Therefore, continued low interest rates, low inflation, abundant QE3 stimulus, improving housing, consumers’ growing confidence, accelerating corporate spending, and an ample supply of energy will gradually propel the economy despite government ineffectiveness, fiscal issues, and new regulations.

Investment Implications

Fixed Income:

As the economic and unemployment picture improves, interest rates are bound to increase gradually over the next few years. However, fixed income assets are more exposed to higher expectations of real yields than rising inflation, as we view inflation to remain restrained. Hence, we prefer nominal bonds to Treasury Inflation Protected Securities (“TIPS”) as the base nominal yields are hedgeable. TIPS are neutral to inflation increases but are highly exposed to real rates rising (NewOak Insights) and are not directly hedgeable.

While corporate and structured product spreads are at their tightest post-crisis levels, there is still room for further compression due to demand-supply imbalance and the improving credit environment. The more ideal fixed income instrument under our outlook will be floating rate bonds with the potential of spread compression, as low interest rates will oblige investors to search for yield. We maintain our recommendation to consider the following sectors combined with a highly selective security selection to avoid downside risk.

  • High quality structured products such as new issue ABS, CMBS and CLOs
  • Leveraged corporate loans and asset-based loans
  • High yield corporates and emerging markets positioned to benefit from global growth and improved liquidity
  • Distressed and newly originated residential and CRE loans
  • Distressed RMBS and CMBS and re-REMICS
  • Private mezzanine corporate and CRE loans
  • Well supported legacy and new esoteric securities such as timeshare, aircraft, and subprime auto
  • Specialty finance (receivables and asset-based lending)
  • Clean-energy securitization

Issuance in ABS, CMBS and CLOs are well underway to beat last year’s issuance and new issue in non-agency residential RMBS securitization is beginning to start upbut will be constrained for the time being.

Investors with appropriate infrastructure will invest directly in private corporate loans, whole-loan residential, and commercial loans (both distressed and new origination).

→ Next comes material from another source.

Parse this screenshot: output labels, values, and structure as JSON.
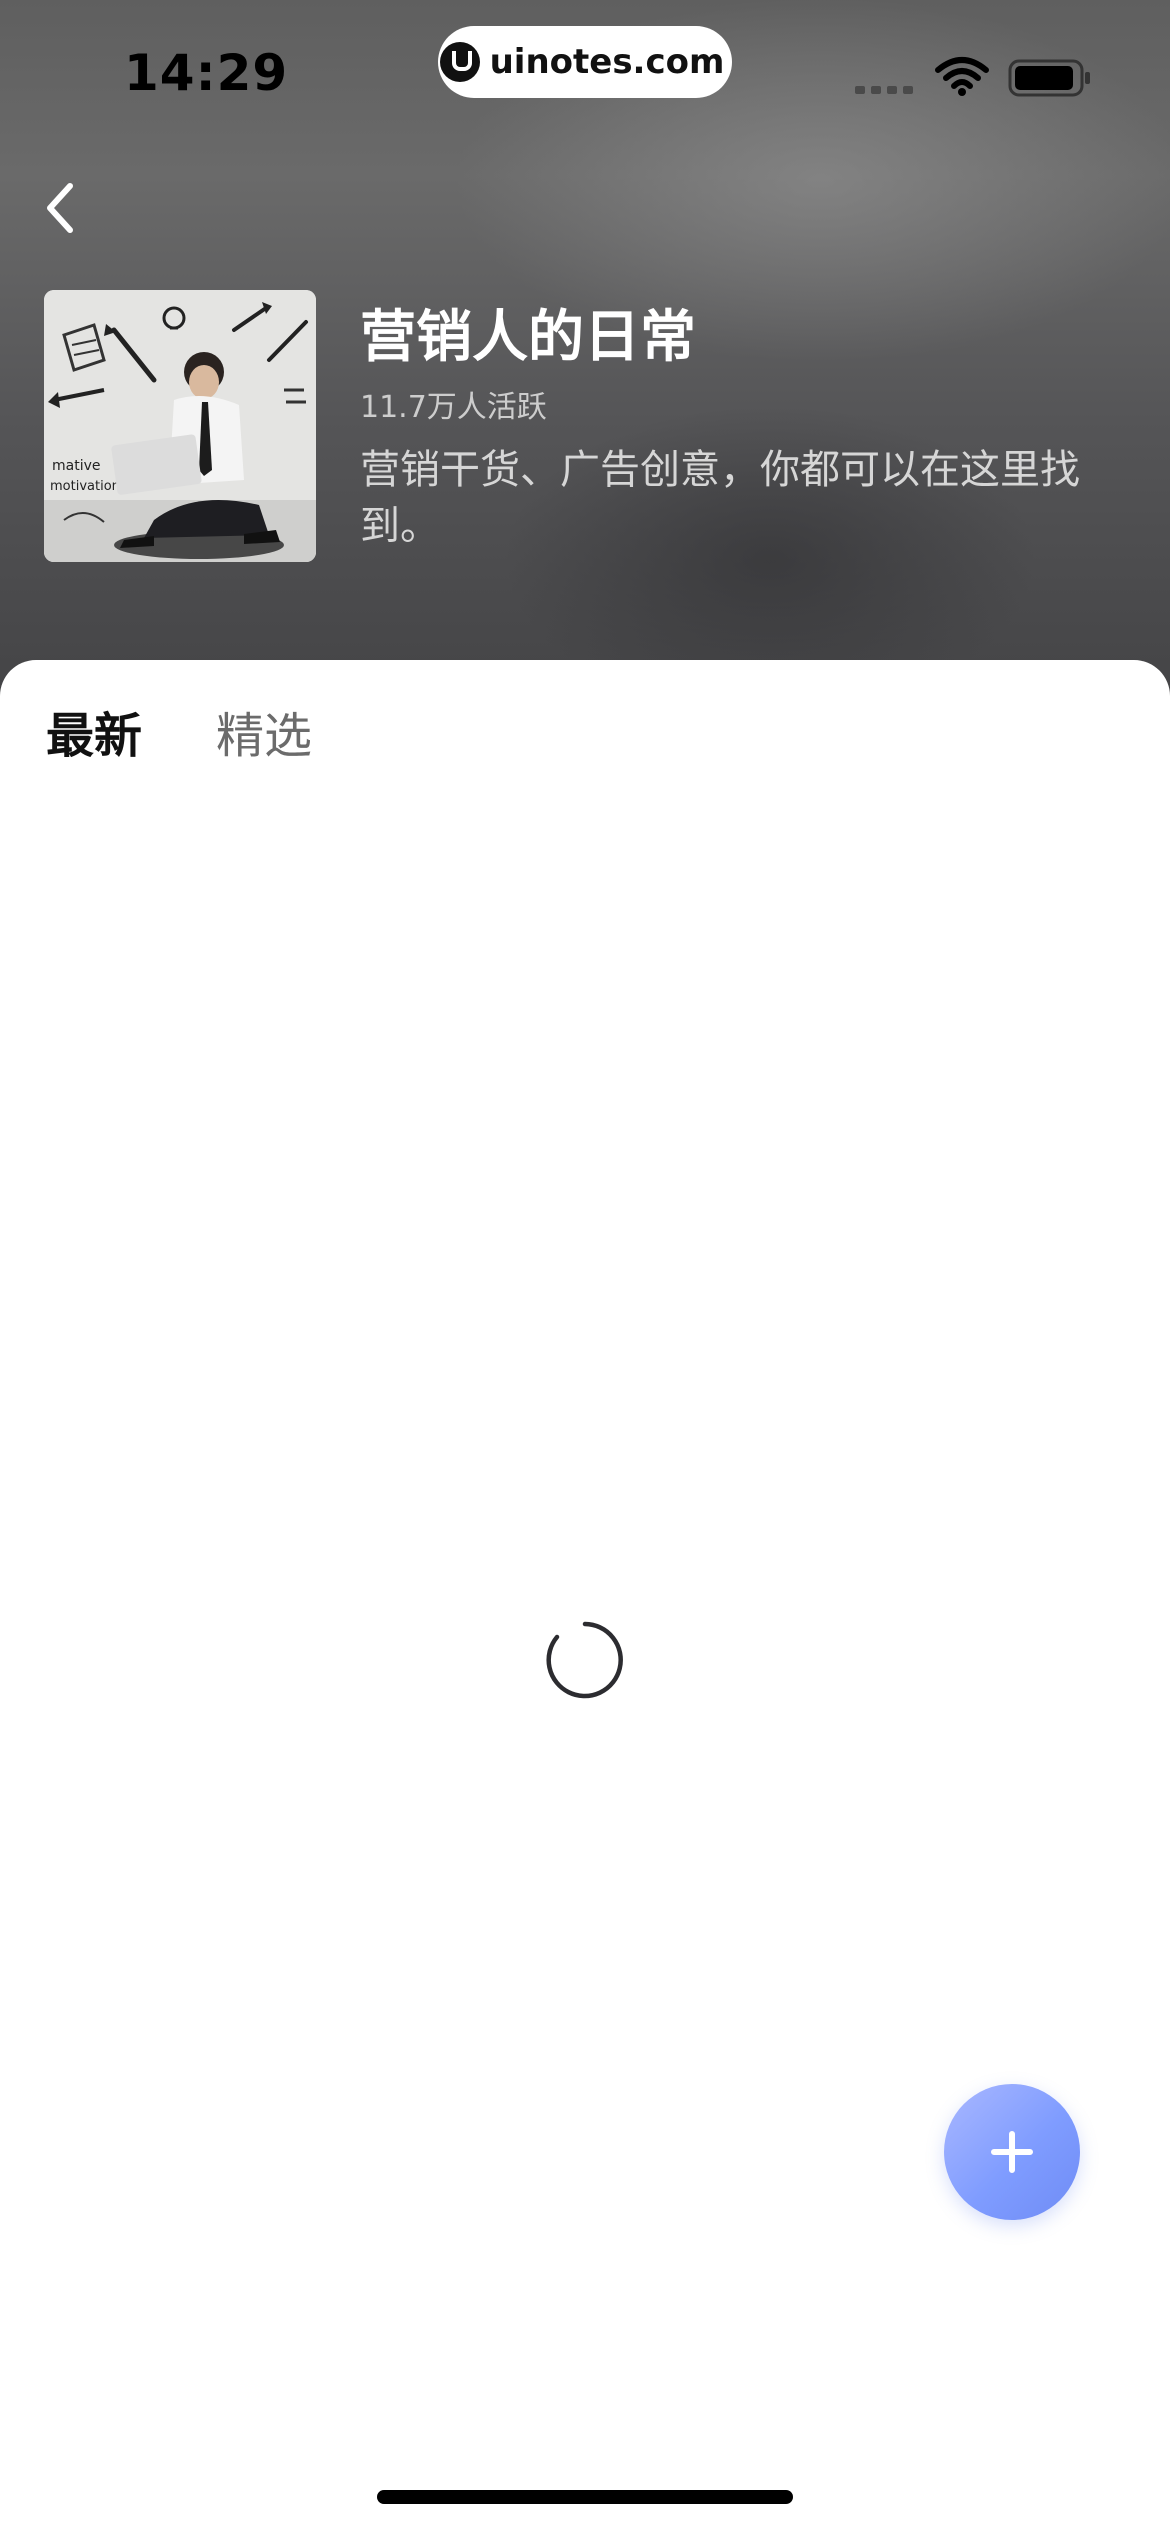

Corporate earnings as a percentage of GDP is at a record high since the 1950s and so are the corporate cash levels. Given the growth environment, the opportunities to invest this cash will continue to improve and result in good prospects for the top and bottom lines of companies to grow as well as the multiples to expand. While the equity values are now at record highs, based on our forward looking outlook, we remain constructive on equities and biased toward growth stocks.